***** Material to process *****

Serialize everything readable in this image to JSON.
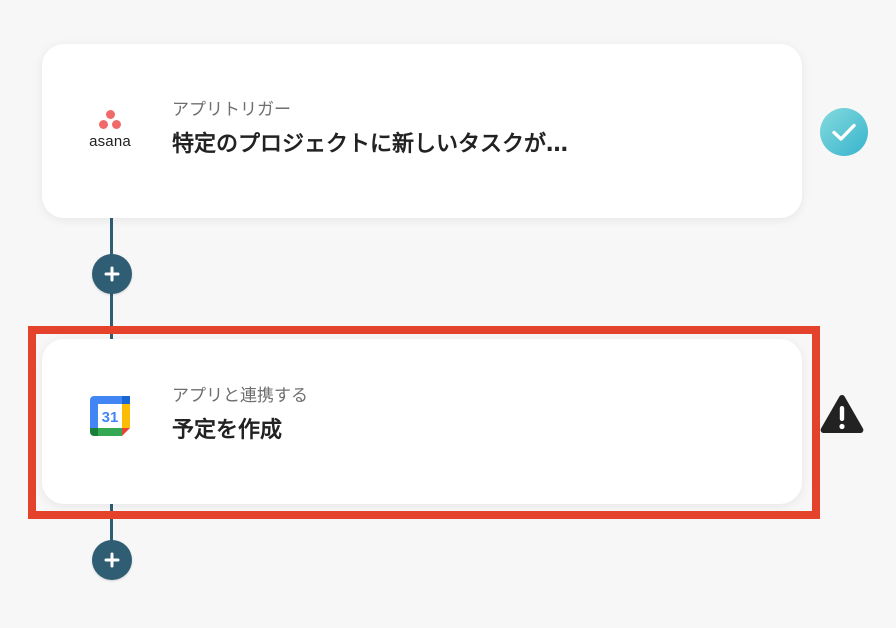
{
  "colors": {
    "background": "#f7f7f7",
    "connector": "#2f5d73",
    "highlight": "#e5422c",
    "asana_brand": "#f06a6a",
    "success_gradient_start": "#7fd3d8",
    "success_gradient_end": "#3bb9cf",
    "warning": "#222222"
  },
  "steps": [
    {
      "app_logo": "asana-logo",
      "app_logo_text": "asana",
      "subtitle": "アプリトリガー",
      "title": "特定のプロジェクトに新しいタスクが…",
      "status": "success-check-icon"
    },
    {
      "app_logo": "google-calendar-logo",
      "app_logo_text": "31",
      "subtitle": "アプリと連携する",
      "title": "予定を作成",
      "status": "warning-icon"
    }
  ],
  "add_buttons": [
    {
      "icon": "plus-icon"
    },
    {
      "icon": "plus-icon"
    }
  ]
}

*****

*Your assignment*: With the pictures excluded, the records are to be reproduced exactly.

*Your response*:
Serialize everything readable in this image to JSON.
{
  "colors": {
    "background": "#f7f7f7",
    "connector": "#2f5d73",
    "highlight": "#e5422c",
    "asana_brand": "#f06a6a",
    "success_gradient_start": "#7fd3d8",
    "success_gradient_end": "#3bb9cf",
    "warning": "#222222"
  },
  "steps": [
    {
      "app_logo": "asana-logo",
      "app_logo_text": "asana",
      "subtitle": "アプリトリガー",
      "title": "特定のプロジェクトに新しいタスクが…",
      "status": "success-check-icon"
    },
    {
      "app_logo": "google-calendar-logo",
      "app_logo_text": "31",
      "subtitle": "アプリと連携する",
      "title": "予定を作成",
      "status": "warning-icon"
    }
  ],
  "add_buttons": [
    {
      "icon": "plus-icon"
    },
    {
      "icon": "plus-icon"
    }
  ]
}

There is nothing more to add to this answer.